* **INSTRUCTIONS FOR THE TASK**
Reproduce the complete set of records, exactly as they appear.

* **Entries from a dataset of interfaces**
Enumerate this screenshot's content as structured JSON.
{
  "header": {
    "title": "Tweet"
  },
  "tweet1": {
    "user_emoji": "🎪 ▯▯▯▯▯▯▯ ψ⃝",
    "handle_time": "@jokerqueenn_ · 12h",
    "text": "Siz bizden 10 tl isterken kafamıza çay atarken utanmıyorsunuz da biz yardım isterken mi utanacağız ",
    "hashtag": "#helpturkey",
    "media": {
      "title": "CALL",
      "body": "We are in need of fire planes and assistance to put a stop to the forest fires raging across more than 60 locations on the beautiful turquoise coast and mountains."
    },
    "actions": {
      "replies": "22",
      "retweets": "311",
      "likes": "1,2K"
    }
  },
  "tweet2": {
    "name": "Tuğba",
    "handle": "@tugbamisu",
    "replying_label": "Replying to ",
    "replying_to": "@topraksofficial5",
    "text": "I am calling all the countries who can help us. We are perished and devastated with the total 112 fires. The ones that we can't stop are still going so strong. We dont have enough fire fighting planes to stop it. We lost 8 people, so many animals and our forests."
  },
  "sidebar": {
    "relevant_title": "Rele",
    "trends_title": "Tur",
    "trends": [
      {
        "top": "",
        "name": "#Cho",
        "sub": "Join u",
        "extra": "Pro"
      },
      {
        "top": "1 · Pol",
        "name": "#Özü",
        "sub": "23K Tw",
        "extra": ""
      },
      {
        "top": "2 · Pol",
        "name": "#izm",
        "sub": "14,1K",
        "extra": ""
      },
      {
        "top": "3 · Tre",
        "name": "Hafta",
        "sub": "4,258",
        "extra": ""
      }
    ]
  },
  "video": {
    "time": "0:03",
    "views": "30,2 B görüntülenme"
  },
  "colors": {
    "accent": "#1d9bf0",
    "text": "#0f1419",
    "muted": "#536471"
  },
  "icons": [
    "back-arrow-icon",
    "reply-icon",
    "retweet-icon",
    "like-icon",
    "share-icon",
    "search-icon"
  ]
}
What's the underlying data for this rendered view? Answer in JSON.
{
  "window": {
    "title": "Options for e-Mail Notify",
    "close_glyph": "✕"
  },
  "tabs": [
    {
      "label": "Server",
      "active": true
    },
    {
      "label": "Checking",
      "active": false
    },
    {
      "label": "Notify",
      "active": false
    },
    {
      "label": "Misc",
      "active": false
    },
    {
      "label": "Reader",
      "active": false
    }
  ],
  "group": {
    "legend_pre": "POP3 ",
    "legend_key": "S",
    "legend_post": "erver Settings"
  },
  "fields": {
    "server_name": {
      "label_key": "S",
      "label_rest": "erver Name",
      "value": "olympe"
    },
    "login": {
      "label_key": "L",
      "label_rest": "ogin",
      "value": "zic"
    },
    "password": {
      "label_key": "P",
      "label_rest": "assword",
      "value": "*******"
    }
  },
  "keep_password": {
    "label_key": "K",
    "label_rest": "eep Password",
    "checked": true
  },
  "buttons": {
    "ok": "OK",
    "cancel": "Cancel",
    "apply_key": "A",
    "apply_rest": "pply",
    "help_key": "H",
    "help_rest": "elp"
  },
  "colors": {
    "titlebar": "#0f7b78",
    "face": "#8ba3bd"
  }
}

* **SOLUTION FOR THIS TASK**
Enumerate this screenshot's content as structured JSON.
{
  "header": {
    "title": "Tweet"
  },
  "tweet1": {
    "user_emoji": "🎪 ▯▯▯▯▯▯▯ ψ⃝",
    "handle_time": "@jokerqueenn_ · 12h",
    "text": "Siz bizden 10 tl isterken kafamıza çay atarken utanmıyorsunuz da biz yardım isterken mi utanacağız ",
    "hashtag": "#helpturkey",
    "media": {
      "title": "CALL",
      "body": "We are in need of fire planes and assistance to put a stop to the forest fires raging across more than 60 locations on the beautiful turquoise coast and mountains."
    },
    "actions": {
      "replies": "22",
      "retweets": "311",
      "likes": "1,2K"
    }
  },
  "tweet2": {
    "name": "Tuğba",
    "handle": "@tugbamisu",
    "replying_label": "Replying to ",
    "replying_to": "@topraksofficial5",
    "text": "I am calling all the countries who can help us. We are perished and devastated with the total 112 fires. The ones that we can't stop are still going so strong. We dont have enough fire fighting planes to stop it. We lost 8 people, so many animals and our forests."
  },
  "sidebar": {
    "relevant_title": "Rele",
    "trends_title": "Tur",
    "trends": [
      {
        "top": "",
        "name": "#Cho",
        "sub": "Join u",
        "extra": "Pro"
      },
      {
        "top": "1 · Pol",
        "name": "#Özü",
        "sub": "23K Tw",
        "extra": ""
      },
      {
        "top": "2 · Pol",
        "name": "#izm",
        "sub": "14,1K",
        "extra": ""
      },
      {
        "top": "3 · Tre",
        "name": "Hafta",
        "sub": "4,258",
        "extra": ""
      }
    ]
  },
  "video": {
    "time": "0:03",
    "views": "30,2 B görüntülenme"
  },
  "colors": {
    "accent": "#1d9bf0",
    "text": "#0f1419",
    "muted": "#536471"
  },
  "icons": [
    "back-arrow-icon",
    "reply-icon",
    "retweet-icon",
    "like-icon",
    "share-icon",
    "search-icon"
  ]
}
What's the underlying data for this rendered view? Answer in JSON.
{
  "window": {
    "title": "Options for e-Mail Notify",
    "close_glyph": "✕"
  },
  "tabs": [
    {
      "label": "Server",
      "active": true
    },
    {
      "label": "Checking",
      "active": false
    },
    {
      "label": "Notify",
      "active": false
    },
    {
      "label": "Misc",
      "active": false
    },
    {
      "label": "Reader",
      "active": false
    }
  ],
  "group": {
    "legend_pre": "POP3 ",
    "legend_key": "S",
    "legend_post": "erver Settings"
  },
  "fields": {
    "server_name": {
      "label_key": "S",
      "label_rest": "erver Name",
      "value": "olympe"
    },
    "login": {
      "label_key": "L",
      "label_rest": "ogin",
      "value": "zic"
    },
    "password": {
      "label_key": "P",
      "label_rest": "assword",
      "value": "*******"
    }
  },
  "keep_password": {
    "label_key": "K",
    "label_rest": "eep Password",
    "checked": true
  },
  "buttons": {
    "ok": "OK",
    "cancel": "Cancel",
    "apply_key": "A",
    "apply_rest": "pply",
    "help_key": "H",
    "help_rest": "elp"
  },
  "colors": {
    "titlebar": "#0f7b78",
    "face": "#8ba3bd"
  }
}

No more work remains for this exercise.